more than the standard fee and you may have to take
down, alter or rectify work done, which can be costly.
Prosecution for breaches of planning law can result in
heavy fines or imprisonment. You may also find it difficult
to sell property which does not comply with planning
requirements. If buying property check that the building
itself and any extensions or alterations comply with
planning requirements or you, as the new owner, may be
liable to enforcement action.

21. Should I consult the planning authority before
carrying out exempted development?
If you have any doubts or queries on any planning aspect
you can contact the planning authority.
See also Question 23 in relation to Building Regulations.

22. Should I consult any other bodies?
You should contact your local E.S.B. office (see PL. 6
Paragraph13) if your proposed works are near existing
electricity lines, if there is a question of clearance heights
under power lines or if the construction work will bring
anyone within reach of the electricity supply to your
house. In fact, you must do so where any overhead lines
come within 6 metres of the construction works.

23. Do Building Regulations Apply?
Your development must be in accordance with the
building regulations. These regulations set out the basic
design and construction requirements and apply to all
new buildings, extensions, alterations and certain changes
of use of existing buildings. Details of the building
regulations and of the associated procedures are available
in PL.11 - A Guide to the Building Regulations. Further
information may be obtained from your local authority.
You may also need other types of approval e.g. making a
new connection to a sewer. Contact your local authority
in such cases.

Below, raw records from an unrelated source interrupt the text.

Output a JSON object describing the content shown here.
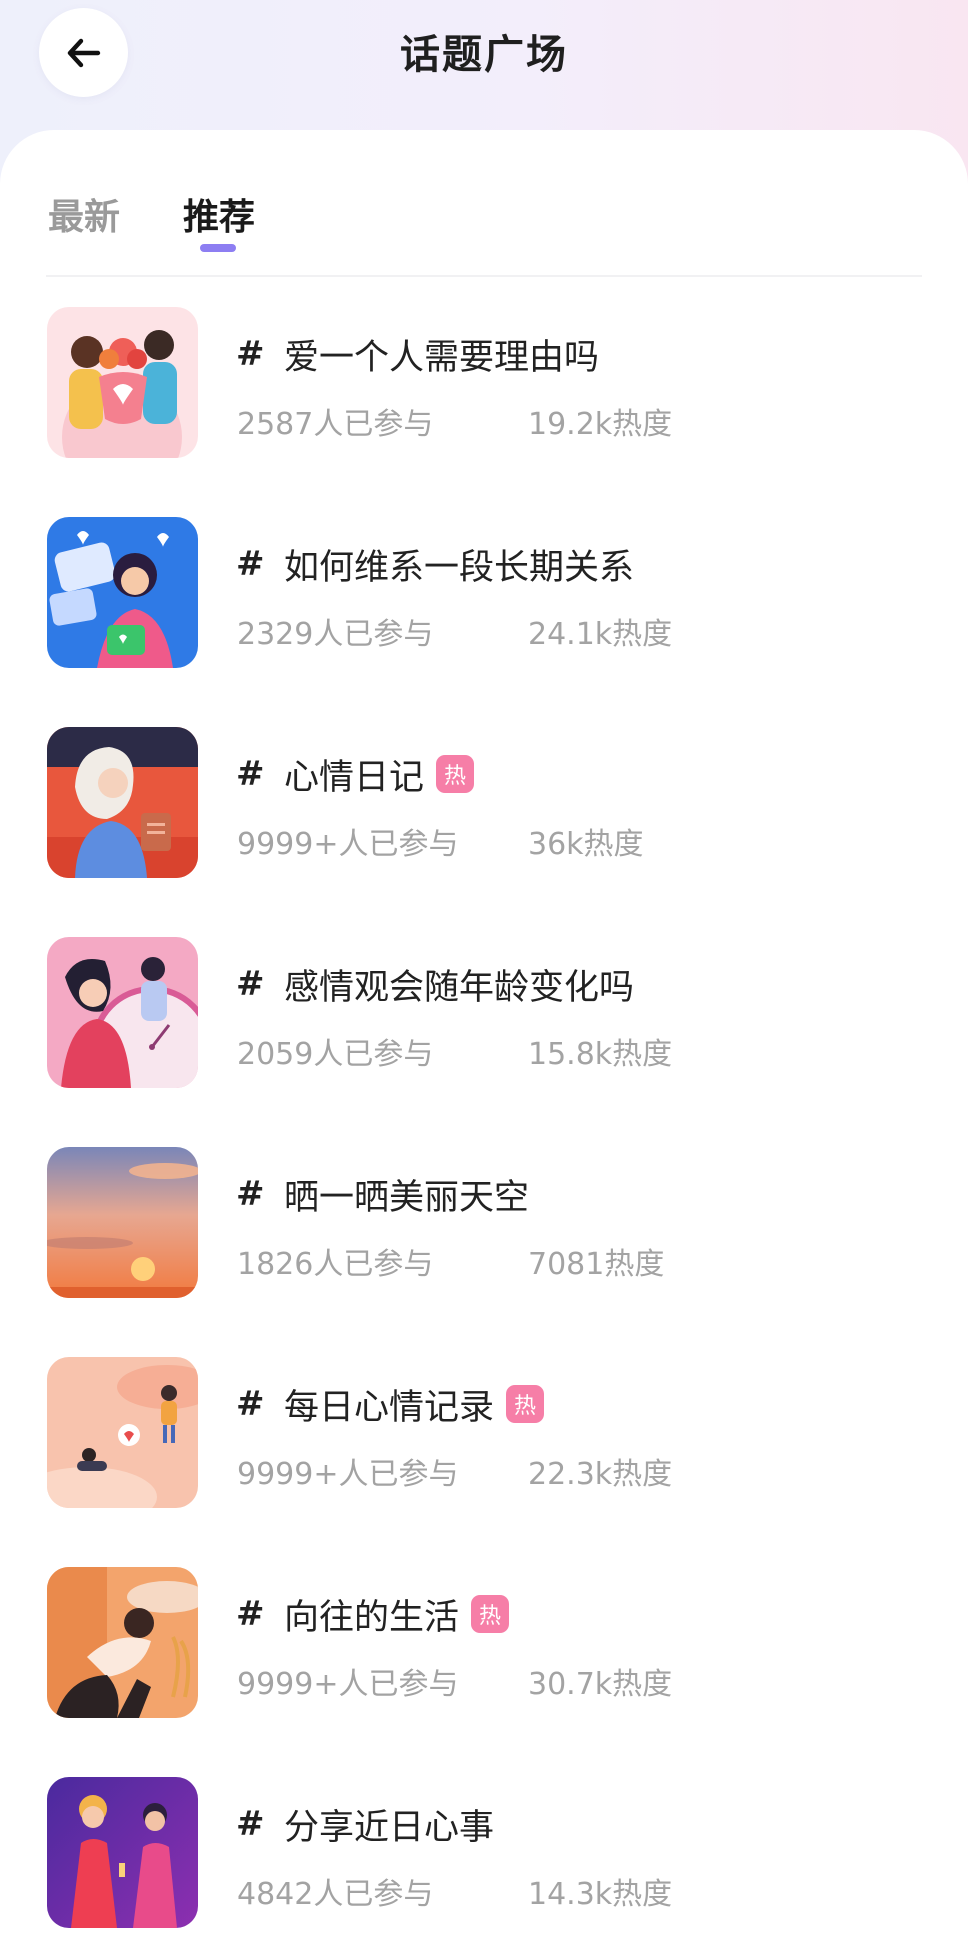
{
  "header": {
    "title": "话题广场",
    "back_icon": "arrow-left-icon"
  },
  "tabs": [
    {
      "label": "最新",
      "active": false
    },
    {
      "label": "推荐",
      "active": true
    }
  ],
  "accent_color": "#8d7ef2",
  "hot_badge_color": "#f67ea7",
  "topics": [
    {
      "title": "爱一个人需要理由吗",
      "participants": "2587人已参与",
      "heat": "19.2k热度",
      "hot": false
    },
    {
      "title": "如何维系一段长期关系",
      "participants": "2329人已参与",
      "heat": "24.1k热度",
      "hot": false
    },
    {
      "title": "心情日记",
      "participants": "9999+人已参与",
      "heat": "36k热度",
      "hot": true,
      "badge": "热"
    },
    {
      "title": "感情观会随年龄变化吗",
      "participants": "2059人已参与",
      "heat": "15.8k热度",
      "hot": false
    },
    {
      "title": "晒一晒美丽天空",
      "participants": "1826人已参与",
      "heat": "7081热度",
      "hot": false
    },
    {
      "title": "每日心情记录",
      "participants": "9999+人已参与",
      "heat": "22.3k热度",
      "hot": true,
      "badge": "热"
    },
    {
      "title": "向往的生活",
      "participants": "9999+人已参与",
      "heat": "30.7k热度",
      "hot": true,
      "badge": "热"
    },
    {
      "title": "分享近日心事",
      "participants": "4842人已参与",
      "heat": "14.3k热度",
      "hot": false
    }
  ]
}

24. Should I notify my neighbours beforehand?
This is not a legal requirement for exempted development.
However, it is in your interest to let neighbours know
about work you intend to carry out to your property.
They are likely to be as concerned about work which
might affect them as you would be if the roles were
reversed. You may be able to meet some of your
neighbour’s worries by modifying your proposals. Even if
you decide not to change, it is usually better to have told
your neighbours before the building work starts.
If you or your contractor need to go on to a neighbour’s
property, you should obtain his or her consent before
doing so.
Alterations or additions to your house may make it more
vulnerable to burglary. Your local Garda Station can
provide helpful advice on ways of reducing risk.

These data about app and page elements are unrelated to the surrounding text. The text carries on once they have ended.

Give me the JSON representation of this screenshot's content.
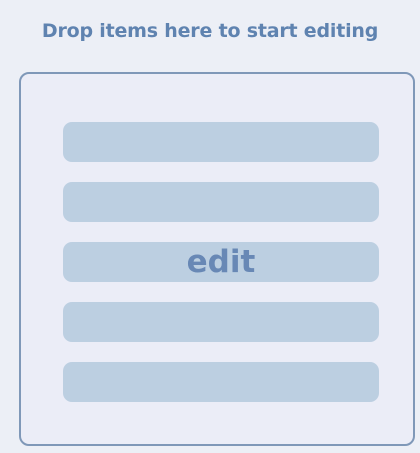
{
  "dropzone": {
    "instruction": "Drop items here to start editing",
    "edit_label": "edit"
  }
}
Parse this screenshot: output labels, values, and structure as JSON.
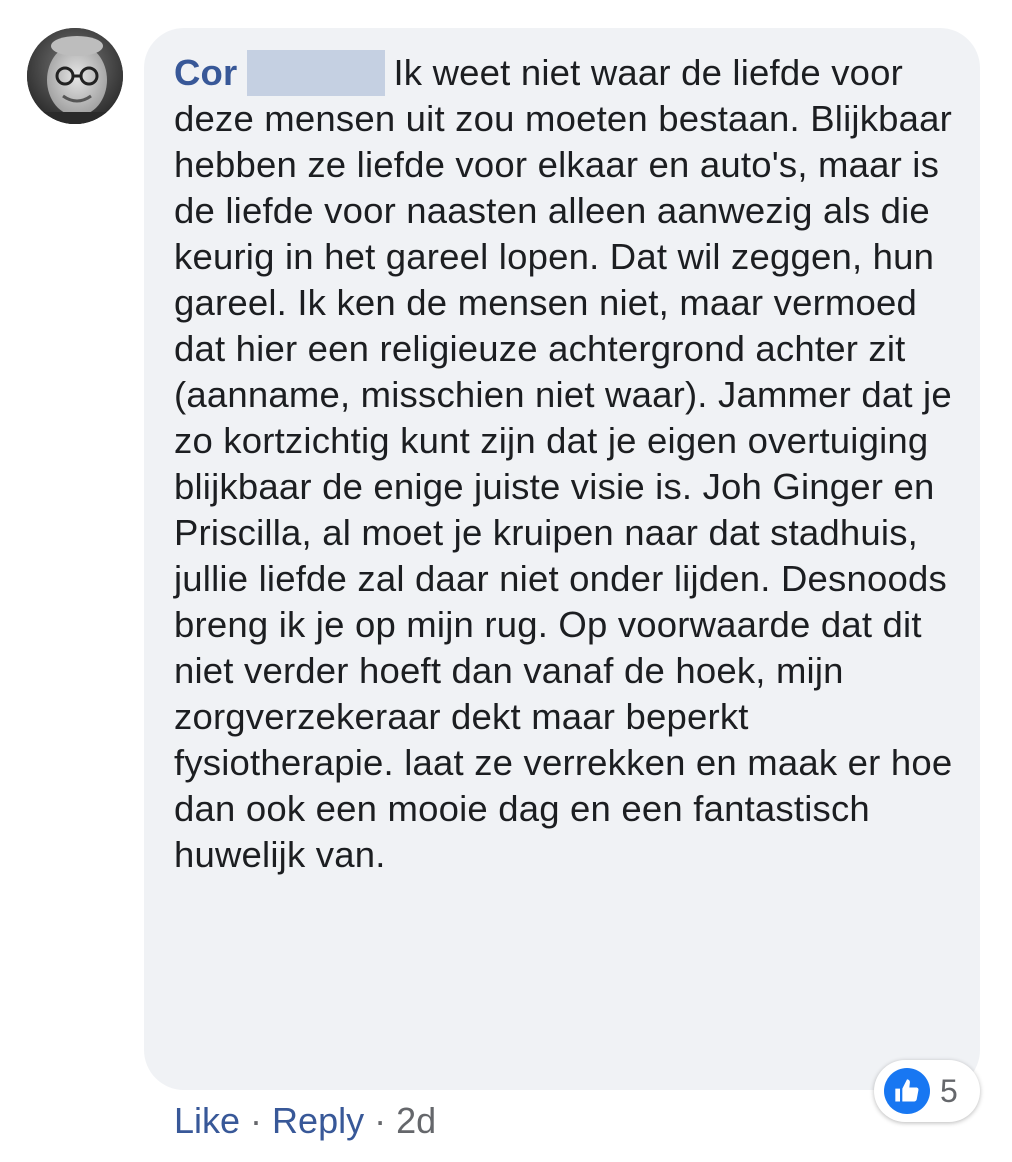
{
  "comment": {
    "author": "Cor",
    "text": "Ik weet niet waar de liefde voor deze mensen uit zou moeten bestaan. Blijkbaar hebben ze liefde voor elkaar en auto's, maar is de liefde voor naasten alleen aanwezig als die keurig in het gareel lopen. Dat wil zeggen, hun gareel. Ik ken de mensen niet, maar vermoed dat hier een religieuze achtergrond achter zit (aanname, misschien niet waar). Jammer dat je zo kortzichtig kunt zijn dat je eigen overtuiging blijkbaar de enige juiste visie is. Joh Ginger en Priscilla, al moet je kruipen naar dat stadhuis, jullie liefde zal daar niet onder lijden. Desnoods breng ik je op mijn rug. Op voorwaarde dat dit niet verder hoeft dan vanaf de hoek, mijn zorgverzekeraar dekt maar beperkt fysiotherapie. laat ze verrekken en maak er hoe dan ook een mooie dag en een fantastisch huwelijk van."
  },
  "reactions": {
    "icon": "like-thumb-icon",
    "count": "5"
  },
  "actions": {
    "like_label": "Like",
    "reply_label": "Reply",
    "separator": "·",
    "timestamp": "2d"
  },
  "colors": {
    "author": "#385898",
    "bubble": "#f0f2f5",
    "like_blue": "#1877f2",
    "redaction": "#c5d0e2"
  }
}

The law governing the planning system is set out in the
Planning and Development Acts 2000 and 2001 and the
Planning and Development Regulations 2001 to 2002.
These may be purchased from the Government
Publications Sales Office, Sun Allia